Alumnus James Babcock Gives Back

James Babcock

James Babcock

Jim Babcock joined RAND in 1954, a mathematician brought in to work as a programmer in the Computer Sciences Department. “It’s probably the best place I ever worked in my life,” he says now, 87 years old and retired in Texas. “I was meeting the most famous scientists in the world, talking about a wealth of ideas. It really directed the rest of my life and my career."

Babcock worked in the computer sciences department until 1965, feeding punch cards into the old IBM main frames. His time at RAND also gave him a firsthand look at the success of JOHNNIAC, especially as a time-shared computer processor. He later worked as a contractor to fine-tune an early programming language that RAND invented called IPL—widely known as a precursor to LISP, a system used in early research into artificial intelligence.

He also collaborated at RAND with research physicists on systems related to nuclear weapon designs and testing. One program he worked on, for example, analyzed weather patterns ahead of nuclear bomb tests in the atmosphere of the Nevada desert to make sure no ranchers were in harm’s way of fallout patterns.

Babcock went on to a successful career in the telecommunications industry. He credits his time at RAND—and the “cornucopia of knowledge” that he experienced here—for making that possible. “You can’t stay there and work there without having some of that brush off on you and having you set your sights for the rest of your life,” he says.

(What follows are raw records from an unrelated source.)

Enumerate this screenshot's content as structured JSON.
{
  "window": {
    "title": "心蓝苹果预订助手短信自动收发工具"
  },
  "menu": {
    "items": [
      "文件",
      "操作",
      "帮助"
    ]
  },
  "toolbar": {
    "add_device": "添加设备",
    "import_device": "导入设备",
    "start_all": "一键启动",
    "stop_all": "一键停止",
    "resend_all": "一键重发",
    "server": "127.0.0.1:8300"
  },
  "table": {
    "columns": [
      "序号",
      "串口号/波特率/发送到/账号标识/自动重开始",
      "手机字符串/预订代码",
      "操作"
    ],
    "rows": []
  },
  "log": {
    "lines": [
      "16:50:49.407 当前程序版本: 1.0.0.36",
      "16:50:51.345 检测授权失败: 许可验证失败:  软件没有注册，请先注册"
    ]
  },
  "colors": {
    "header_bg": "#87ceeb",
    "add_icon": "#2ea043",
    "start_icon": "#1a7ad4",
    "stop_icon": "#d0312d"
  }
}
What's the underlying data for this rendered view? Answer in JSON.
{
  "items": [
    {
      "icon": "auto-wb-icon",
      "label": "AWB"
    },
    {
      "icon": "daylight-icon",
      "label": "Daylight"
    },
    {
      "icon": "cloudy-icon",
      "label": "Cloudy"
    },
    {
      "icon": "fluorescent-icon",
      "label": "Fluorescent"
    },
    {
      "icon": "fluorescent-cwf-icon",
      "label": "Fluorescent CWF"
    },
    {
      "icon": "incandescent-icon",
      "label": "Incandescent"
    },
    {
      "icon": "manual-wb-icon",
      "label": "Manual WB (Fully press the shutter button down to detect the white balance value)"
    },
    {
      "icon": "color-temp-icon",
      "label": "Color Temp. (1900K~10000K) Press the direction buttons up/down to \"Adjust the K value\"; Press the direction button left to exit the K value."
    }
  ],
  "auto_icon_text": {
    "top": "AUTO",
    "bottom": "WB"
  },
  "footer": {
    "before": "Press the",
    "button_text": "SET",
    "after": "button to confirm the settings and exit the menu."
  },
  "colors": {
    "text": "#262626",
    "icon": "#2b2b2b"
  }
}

He recently decided to leave a bequest in his estate plans to benefit RAND, becoming a new member of RAND's Legacy Society; he also has supported RAND’s alumni impact fund. His goal, he said, was to advance the cause of knowledge that helped shape his career, and the careers of so many others.

“It all started with RAND,” he said. “I wish in some ways that I’d never left.”

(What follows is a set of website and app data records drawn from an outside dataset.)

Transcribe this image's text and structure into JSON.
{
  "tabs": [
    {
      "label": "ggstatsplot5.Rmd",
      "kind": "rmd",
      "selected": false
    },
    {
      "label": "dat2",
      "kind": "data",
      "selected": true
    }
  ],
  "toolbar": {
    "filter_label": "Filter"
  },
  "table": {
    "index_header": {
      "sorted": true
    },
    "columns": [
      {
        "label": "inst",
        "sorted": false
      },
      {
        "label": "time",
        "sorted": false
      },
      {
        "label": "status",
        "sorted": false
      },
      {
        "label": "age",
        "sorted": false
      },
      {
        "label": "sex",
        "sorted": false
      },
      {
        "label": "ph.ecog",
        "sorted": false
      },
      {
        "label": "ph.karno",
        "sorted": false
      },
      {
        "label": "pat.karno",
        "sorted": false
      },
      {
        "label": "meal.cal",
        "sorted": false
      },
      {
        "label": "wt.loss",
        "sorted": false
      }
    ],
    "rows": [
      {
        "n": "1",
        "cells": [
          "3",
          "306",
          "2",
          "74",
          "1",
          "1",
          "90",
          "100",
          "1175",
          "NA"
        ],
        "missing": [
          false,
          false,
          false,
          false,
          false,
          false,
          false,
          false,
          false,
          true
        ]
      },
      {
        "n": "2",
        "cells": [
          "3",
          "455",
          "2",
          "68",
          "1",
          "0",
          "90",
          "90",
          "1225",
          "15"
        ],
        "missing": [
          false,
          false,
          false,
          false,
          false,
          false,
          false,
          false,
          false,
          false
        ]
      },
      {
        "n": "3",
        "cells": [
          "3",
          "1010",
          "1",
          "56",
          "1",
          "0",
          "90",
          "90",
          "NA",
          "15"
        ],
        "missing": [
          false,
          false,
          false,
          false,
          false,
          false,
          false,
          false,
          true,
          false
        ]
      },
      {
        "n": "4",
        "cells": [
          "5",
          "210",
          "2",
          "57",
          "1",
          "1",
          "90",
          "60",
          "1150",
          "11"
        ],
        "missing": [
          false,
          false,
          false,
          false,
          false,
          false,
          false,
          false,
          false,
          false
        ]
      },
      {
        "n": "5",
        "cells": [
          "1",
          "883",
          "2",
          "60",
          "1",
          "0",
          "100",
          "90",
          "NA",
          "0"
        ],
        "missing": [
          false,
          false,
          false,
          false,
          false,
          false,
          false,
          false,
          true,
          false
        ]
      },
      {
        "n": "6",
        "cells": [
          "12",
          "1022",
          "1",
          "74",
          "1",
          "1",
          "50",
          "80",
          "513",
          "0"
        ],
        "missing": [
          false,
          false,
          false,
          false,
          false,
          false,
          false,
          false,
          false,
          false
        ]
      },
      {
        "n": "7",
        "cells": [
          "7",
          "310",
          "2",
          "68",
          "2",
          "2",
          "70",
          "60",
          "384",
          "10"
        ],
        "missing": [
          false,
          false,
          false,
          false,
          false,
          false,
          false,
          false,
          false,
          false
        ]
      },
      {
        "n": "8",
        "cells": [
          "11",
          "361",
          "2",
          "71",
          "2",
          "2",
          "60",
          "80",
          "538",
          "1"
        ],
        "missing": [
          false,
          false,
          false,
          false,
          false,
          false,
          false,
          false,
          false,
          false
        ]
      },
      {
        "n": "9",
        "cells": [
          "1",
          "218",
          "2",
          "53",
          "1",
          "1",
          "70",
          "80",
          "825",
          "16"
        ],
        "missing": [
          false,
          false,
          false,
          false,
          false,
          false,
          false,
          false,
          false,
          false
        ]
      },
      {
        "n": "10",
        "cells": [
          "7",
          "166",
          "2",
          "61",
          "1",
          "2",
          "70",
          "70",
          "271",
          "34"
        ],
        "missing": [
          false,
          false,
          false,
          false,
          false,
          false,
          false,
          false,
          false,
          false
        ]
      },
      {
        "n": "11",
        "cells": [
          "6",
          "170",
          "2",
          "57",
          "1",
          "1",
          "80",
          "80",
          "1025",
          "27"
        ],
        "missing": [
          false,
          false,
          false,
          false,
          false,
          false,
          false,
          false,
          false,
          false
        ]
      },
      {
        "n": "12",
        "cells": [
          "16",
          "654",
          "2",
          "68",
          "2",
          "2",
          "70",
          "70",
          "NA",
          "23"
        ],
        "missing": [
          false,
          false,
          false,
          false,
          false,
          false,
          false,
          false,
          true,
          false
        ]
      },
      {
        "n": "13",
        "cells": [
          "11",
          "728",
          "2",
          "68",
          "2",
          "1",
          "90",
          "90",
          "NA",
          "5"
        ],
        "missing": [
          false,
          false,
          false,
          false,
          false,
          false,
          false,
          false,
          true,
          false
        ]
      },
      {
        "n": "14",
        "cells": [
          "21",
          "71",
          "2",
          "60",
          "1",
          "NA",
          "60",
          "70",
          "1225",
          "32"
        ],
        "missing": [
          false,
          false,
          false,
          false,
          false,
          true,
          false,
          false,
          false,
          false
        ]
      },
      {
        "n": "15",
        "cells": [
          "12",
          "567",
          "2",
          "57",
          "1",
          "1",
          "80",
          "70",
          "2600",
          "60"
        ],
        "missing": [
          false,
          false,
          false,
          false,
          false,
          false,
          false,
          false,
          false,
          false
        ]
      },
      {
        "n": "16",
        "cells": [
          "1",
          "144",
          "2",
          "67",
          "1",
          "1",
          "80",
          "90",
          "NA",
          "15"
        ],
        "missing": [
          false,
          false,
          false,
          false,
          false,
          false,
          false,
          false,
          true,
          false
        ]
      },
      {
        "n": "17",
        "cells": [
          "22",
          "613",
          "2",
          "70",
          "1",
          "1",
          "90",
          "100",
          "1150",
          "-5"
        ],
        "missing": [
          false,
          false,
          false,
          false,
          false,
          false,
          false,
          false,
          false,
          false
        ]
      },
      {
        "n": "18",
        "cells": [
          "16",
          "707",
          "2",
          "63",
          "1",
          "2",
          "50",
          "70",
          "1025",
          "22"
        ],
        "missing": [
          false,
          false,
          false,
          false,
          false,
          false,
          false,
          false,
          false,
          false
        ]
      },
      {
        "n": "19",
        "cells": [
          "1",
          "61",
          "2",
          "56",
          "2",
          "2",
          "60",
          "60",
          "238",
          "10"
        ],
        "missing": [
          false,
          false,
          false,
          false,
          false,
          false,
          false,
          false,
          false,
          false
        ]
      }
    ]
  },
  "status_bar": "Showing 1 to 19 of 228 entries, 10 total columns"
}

To learn more about the RAND Legacy Society and how a planned gift can impact RAND and provide financial benefits to you, contact Lynne Slattery in the Office of Development: or (310) 393-0411, x6901.